(Excerpts from an interface dataset)
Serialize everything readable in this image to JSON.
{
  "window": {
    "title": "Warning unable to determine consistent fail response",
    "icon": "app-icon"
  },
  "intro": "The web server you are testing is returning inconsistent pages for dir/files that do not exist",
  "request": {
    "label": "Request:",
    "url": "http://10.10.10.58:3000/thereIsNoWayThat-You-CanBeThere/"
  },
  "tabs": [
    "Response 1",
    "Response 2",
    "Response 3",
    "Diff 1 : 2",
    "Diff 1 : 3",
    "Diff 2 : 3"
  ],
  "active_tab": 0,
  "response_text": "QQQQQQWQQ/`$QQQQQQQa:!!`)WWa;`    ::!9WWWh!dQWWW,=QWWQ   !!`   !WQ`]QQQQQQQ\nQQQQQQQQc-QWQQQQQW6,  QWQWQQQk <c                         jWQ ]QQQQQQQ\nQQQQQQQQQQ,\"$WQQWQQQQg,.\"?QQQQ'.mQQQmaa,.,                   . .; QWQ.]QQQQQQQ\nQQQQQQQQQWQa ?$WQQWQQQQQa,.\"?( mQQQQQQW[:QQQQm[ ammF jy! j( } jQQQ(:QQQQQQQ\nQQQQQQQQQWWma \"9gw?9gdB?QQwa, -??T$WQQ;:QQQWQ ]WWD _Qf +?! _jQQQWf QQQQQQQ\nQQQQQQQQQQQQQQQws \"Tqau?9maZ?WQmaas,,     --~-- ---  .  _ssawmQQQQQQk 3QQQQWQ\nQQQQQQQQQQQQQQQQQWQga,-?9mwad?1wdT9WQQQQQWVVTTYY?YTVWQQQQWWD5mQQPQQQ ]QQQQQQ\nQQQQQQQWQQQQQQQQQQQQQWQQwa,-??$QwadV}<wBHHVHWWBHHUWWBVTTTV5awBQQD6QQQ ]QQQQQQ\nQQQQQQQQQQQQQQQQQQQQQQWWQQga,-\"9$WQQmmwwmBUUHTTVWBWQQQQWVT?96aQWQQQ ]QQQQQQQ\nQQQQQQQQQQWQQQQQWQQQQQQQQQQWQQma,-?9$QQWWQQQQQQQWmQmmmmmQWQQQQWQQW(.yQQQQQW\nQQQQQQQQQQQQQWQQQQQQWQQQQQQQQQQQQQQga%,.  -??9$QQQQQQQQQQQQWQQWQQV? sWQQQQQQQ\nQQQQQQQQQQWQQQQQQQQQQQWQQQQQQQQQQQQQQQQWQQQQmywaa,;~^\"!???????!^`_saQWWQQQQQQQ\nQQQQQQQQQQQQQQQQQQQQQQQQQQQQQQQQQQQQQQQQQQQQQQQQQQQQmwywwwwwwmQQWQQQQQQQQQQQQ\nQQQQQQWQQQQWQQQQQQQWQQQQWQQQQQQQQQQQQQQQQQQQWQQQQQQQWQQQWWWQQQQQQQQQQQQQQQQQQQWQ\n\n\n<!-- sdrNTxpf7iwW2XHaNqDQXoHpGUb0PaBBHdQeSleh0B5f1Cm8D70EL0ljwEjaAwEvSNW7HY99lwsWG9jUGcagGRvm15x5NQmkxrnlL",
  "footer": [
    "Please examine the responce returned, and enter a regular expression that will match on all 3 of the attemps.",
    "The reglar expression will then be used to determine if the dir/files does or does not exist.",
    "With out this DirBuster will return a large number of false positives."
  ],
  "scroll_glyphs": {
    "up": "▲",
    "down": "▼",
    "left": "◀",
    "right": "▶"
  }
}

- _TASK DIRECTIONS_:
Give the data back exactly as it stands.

- _OUTPUT OF THE TASK_:
Serialize everything readable in this image to JSON.
{
  "window": {
    "title": "Warning unable to determine consistent fail response",
    "icon": "app-icon"
  },
  "intro": "The web server you are testing is returning inconsistent pages for dir/files that do not exist",
  "request": {
    "label": "Request:",
    "url": "http://10.10.10.58:3000/thereIsNoWayThat-You-CanBeThere/"
  },
  "tabs": [
    "Response 1",
    "Response 2",
    "Response 3",
    "Diff 1 : 2",
    "Diff 1 : 3",
    "Diff 2 : 3"
  ],
  "active_tab": 0,
  "response_text": "QQQQQQWQQ/`$QQQQQQQa:!!`)WWa;`    ::!9WWWh!dQWWW,=QWWQ   !!`   !WQ`]QQQQQQQ\nQQQQQQQQc-QWQQQQQW6,  QWQWQQQk <c                         jWQ ]QQQQQQQ\nQQQQQQQQQQ,\"$WQQWQQQQg,.\"?QQQQ'.mQQQmaa,.,                   . .; QWQ.]QQQQQQQ\nQQQQQQQQQWQa ?$WQQWQQQQQa,.\"?( mQQQQQQW[:QQQQm[ ammF jy! j( } jQQQ(:QQQQQQQ\nQQQQQQQQQWWma \"9gw?9gdB?QQwa, -??T$WQQ;:QQQWQ ]WWD _Qf +?! _jQQQWf QQQQQQQ\nQQQQQQQQQQQQQQQws \"Tqau?9maZ?WQmaas,,     --~-- ---  .  _ssawmQQQQQQk 3QQQQWQ\nQQQQQQQQQQQQQQQQQWQga,-?9mwad?1wdT9WQQQQQWVVTTYY?YTVWQQQQWWD5mQQPQQQ ]QQQQQQ\nQQQQQQQWQQQQQQQQQQQQQWQQwa,-??$QwadV}<wBHHVHWWBHHUWWBVTTTV5awBQQD6QQQ ]QQQQQQ\nQQQQQQQQQQQQQQQQQQQQQQWWQQga,-\"9$WQQmmwwmBUUHTTVWBWQQQQWVT?96aQWQQQ ]QQQQQQQ\nQQQQQQQQQQWQQQQQWQQQQQQQQQQWQQma,-?9$QQWWQQQQQQQWmQmmmmmQWQQQQWQQW(.yQQQQQW\nQQQQQQQQQQQQQWQQQQQQWQQQQQQQQQQQQQQga%,.  -??9$QQQQQQQQQQQQWQQWQQV? sWQQQQQQQ\nQQQQQQQQQQWQQQQQQQQQQQWQQQQQQQQQQQQQQQQWQQQQmywaa,;~^\"!???????!^`_saQWWQQQQQQQ\nQQQQQQQQQQQQQQQQQQQQQQQQQQQQQQQQQQQQQQQQQQQQQQQQQQQQmwywwwwwwmQQWQQQQQQQQQQQQ\nQQQQQQWQQQQWQQQQQQQWQQQQWQQQQQQQQQQQQQQQQQQQWQQQQQQQWQQQWWWQQQQQQQQQQQQQQQQQQQWQ\n\n\n<!-- sdrNTxpf7iwW2XHaNqDQXoHpGUb0PaBBHdQeSleh0B5f1Cm8D70EL0ljwEjaAwEvSNW7HY99lwsWG9jUGcagGRvm15x5NQmkxrnlL",
  "footer": [
    "Please examine the responce returned, and enter a regular expression that will match on all 3 of the attemps.",
    "The reglar expression will then be used to determine if the dir/files does or does not exist.",
    "With out this DirBuster will return a large number of false positives."
  ],
  "scroll_glyphs": {
    "up": "▲",
    "down": "▼",
    "left": "◀",
    "right": "▶"
  }
}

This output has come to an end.